Do you all already love risotto? I feel like most people do. Like it usually comes naturally. I’m pretty sure I’m the odd duck in this one, but for me, well, it took me a while to hit my risotto stride.
When I first heard of risotto back who knows when at this point, I was immediately enticed by it. It looked like the rice version of creamy macaroni and cheese or maybe the rice version of pasta Alfredo. My impression of it was that it was a bowl of super cheesy, creamy rice. And how could that be anything but delightful? Right?
The first time I ever actually tried risotto was at the dinner we went to to celebrate my college graduation. It is a well known fact that a college graduation merits a celebratory dinner at a snazzy Italian restaurant wherein the graduate also gets to choose the wine. At least, I felt it ought to be a well known fact, and made sure our plans reflected this.
I wasn’t actually the one who ordered the risotto. I ordered lobster ravioli because at that time lobster ravioli was my culinary grail. The ultimate in fancy food (I don’t think I’d ever actually had lobster before that, come to think of it. What a dinner of firsts!). It was one of my best friends who came along and who ordered a vegetable risotto (she was being vegetarian at the time, I believe). I was delighted with her choice because it meant I could steal a few forkfuls.
June 8, 2012 § 25 Comments
So, I think I might have had more to share with you. Some further reflections, maybe a recipe, and many many thanks for your wonderful, kind response to my post about my feast. But it’s going to have to wait. It will have to wait because my consciousness has been completely and irrevocably subsumed by this soup.
It’s like a secret that’s just too good. It takes on a will of its own, growing and pushing and elbowing until it burbles out to be shared, whether or not you meant for it to be aired. I do want to share this soup with you, and it has decided that it simply can’t wait any longer.
When we ate it for supper a while back Joel exclaimed, “this is the first soup that I can say without qualification that I love.” Myself, I would count it among a very small handful of soups that I have truly loved. But it is the only one of said soups that does not also contain more than my week’s allotment of cream in a single bowl.
June 5, 2012 § 57 Comments
I held my belated Norwegian Independence Day party almost a week and a half ago now, and I have to admit, I’ve yet to come down off of the high that that was. It was so much fun! And so totally epic. I finally have my thoughts halfway in order and my photos fully in order, so I can show you a little bit of what we did!
The meal was 17 courses. Yup. Seriously. 17. 17 plated courses at that. Back in February I got it into my head that this year for Syttende Mai, I wanted to try to explore some elements of the fundamentals of Nordic cuisine and how traditional cuisines evolve by creating a meal in which I would attempt to fuse the traditional Norwegian foods we eat on the 17th of May with the style and principles of the food at Noma.
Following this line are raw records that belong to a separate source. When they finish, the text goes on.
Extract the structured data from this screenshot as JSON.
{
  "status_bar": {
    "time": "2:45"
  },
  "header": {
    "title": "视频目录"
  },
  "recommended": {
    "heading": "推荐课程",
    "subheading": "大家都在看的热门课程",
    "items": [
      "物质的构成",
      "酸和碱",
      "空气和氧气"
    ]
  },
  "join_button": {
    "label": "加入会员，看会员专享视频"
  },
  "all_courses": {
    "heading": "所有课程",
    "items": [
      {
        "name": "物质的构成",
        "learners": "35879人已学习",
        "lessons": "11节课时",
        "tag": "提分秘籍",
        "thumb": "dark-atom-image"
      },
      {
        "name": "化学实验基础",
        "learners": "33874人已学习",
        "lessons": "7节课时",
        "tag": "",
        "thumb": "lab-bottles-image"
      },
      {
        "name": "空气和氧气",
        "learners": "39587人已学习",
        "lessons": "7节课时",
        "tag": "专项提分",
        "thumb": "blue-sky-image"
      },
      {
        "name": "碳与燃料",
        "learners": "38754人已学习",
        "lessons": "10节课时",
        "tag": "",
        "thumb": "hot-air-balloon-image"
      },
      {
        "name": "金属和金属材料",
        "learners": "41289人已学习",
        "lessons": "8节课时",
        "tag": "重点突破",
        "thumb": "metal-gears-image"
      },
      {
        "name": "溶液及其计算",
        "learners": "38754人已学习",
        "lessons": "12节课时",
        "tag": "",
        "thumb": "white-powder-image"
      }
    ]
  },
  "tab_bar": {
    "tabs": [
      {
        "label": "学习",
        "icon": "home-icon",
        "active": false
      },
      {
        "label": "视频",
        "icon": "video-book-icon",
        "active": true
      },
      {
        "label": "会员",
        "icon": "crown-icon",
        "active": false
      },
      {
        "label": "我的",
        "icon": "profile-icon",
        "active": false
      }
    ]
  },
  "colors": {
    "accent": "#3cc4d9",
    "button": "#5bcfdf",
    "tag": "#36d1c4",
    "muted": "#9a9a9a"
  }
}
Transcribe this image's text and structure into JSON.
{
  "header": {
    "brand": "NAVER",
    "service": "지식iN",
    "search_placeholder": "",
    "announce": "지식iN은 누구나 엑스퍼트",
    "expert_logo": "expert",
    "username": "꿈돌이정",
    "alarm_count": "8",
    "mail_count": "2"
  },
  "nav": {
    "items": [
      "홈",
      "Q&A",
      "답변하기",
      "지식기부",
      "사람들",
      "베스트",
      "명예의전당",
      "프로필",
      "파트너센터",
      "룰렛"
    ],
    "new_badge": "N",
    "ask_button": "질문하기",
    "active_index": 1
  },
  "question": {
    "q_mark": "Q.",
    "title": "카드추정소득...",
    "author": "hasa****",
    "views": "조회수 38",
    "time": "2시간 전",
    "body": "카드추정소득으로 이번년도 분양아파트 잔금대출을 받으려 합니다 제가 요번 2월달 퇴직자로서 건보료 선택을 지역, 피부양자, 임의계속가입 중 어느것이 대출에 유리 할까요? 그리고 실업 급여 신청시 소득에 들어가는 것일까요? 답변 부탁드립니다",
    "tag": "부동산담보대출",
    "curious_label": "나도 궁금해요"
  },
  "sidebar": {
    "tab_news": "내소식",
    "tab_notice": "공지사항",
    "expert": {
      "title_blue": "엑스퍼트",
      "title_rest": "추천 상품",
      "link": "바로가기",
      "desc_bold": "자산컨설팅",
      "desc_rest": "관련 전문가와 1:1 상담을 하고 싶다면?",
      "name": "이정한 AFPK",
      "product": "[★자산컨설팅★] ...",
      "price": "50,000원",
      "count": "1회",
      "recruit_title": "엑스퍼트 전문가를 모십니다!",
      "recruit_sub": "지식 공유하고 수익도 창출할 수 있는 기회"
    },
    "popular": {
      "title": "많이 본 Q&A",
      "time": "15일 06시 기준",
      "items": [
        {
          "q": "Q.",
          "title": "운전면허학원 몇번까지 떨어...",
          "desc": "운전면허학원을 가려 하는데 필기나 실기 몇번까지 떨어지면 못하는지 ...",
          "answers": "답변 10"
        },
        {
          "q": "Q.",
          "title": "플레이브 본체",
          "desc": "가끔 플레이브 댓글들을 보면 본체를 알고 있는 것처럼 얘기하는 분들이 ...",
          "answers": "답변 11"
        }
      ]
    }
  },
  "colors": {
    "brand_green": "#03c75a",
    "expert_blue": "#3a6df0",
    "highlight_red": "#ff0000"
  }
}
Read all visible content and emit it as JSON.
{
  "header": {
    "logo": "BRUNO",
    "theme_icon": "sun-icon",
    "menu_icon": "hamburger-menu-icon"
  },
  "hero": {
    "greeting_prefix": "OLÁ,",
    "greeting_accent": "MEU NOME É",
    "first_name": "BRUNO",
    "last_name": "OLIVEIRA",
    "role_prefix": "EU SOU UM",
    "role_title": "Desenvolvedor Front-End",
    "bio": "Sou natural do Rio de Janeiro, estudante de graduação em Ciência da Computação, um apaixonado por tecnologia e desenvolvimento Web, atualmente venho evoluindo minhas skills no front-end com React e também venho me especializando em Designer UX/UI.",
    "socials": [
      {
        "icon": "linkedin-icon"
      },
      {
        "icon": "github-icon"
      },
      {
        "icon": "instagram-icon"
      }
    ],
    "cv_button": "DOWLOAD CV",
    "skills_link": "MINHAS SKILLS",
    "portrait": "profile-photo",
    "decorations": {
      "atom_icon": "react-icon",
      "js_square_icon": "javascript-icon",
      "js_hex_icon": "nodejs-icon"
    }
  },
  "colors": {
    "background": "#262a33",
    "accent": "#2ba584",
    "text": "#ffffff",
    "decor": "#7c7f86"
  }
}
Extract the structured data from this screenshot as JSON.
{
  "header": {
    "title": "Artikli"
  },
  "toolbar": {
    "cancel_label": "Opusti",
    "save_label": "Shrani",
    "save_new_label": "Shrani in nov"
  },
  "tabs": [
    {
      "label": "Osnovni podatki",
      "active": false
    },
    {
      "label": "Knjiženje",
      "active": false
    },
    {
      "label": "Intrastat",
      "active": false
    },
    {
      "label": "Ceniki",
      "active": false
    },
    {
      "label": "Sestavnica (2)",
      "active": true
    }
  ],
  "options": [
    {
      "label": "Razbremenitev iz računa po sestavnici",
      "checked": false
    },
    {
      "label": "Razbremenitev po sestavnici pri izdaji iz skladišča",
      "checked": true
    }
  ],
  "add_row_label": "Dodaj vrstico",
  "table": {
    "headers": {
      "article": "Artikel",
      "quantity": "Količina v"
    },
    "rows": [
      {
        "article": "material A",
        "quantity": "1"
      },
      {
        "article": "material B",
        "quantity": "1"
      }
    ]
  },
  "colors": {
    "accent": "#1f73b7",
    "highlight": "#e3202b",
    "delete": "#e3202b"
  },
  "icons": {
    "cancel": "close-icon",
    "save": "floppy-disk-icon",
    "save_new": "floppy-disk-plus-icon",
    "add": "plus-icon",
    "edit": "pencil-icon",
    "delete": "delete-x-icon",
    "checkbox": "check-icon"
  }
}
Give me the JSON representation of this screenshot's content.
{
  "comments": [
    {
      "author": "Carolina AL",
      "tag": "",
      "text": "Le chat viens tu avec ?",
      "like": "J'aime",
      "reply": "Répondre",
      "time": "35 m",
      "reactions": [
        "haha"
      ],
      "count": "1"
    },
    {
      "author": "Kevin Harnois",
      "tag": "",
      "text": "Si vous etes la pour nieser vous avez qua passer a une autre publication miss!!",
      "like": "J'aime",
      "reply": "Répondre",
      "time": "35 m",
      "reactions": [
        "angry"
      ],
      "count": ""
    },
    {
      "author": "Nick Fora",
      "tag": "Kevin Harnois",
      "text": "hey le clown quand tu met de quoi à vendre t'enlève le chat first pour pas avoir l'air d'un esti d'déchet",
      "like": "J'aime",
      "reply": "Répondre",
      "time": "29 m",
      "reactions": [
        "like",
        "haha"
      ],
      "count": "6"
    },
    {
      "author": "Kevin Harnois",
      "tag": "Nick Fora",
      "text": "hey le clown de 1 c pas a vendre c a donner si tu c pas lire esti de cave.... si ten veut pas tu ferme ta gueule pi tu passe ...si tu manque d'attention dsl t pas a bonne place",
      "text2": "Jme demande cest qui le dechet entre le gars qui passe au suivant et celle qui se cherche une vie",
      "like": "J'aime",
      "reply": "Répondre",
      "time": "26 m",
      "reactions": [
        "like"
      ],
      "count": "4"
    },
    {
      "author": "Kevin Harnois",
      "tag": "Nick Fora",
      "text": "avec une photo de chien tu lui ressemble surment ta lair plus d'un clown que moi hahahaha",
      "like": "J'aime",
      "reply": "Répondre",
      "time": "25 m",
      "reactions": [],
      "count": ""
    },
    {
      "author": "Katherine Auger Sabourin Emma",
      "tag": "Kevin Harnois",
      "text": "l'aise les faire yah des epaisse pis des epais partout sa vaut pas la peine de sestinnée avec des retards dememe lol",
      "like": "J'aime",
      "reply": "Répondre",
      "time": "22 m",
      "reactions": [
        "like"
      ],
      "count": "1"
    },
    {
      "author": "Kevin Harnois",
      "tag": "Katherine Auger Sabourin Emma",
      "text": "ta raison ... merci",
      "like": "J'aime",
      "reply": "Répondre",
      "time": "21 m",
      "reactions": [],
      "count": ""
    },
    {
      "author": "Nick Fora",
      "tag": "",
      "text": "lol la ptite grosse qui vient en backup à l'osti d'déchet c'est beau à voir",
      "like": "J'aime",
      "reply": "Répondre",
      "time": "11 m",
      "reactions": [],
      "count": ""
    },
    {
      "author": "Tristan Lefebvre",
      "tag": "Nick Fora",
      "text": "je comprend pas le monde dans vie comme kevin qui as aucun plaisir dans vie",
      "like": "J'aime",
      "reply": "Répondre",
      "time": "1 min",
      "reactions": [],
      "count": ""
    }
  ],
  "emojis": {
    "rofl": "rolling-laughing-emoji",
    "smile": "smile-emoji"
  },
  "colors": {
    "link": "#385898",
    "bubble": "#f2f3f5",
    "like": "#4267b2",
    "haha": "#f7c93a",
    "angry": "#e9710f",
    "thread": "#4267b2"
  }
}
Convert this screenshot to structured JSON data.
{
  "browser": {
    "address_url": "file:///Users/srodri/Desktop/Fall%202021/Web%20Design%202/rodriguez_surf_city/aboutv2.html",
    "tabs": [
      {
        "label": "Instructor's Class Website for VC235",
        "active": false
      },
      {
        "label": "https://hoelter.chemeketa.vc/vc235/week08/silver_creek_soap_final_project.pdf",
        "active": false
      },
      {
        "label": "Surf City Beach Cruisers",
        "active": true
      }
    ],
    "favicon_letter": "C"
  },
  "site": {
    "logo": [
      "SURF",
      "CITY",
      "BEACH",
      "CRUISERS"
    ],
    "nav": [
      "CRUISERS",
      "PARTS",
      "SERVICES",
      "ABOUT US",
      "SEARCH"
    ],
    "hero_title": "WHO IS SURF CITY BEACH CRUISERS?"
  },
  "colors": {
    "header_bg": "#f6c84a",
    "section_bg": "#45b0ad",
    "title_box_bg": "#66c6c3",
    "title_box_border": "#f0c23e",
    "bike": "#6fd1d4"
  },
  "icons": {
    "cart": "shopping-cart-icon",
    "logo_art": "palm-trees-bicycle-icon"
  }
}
You know, that little ole’ Danish restaurant that has revolutionized cuisine, particularly Nordic cuisine, and is merely one of the best, most famous restaurants in the world right now.
A totally reasonable project for me to work on in my spare time, right? Ok, not at all really. But, boy was it a kick!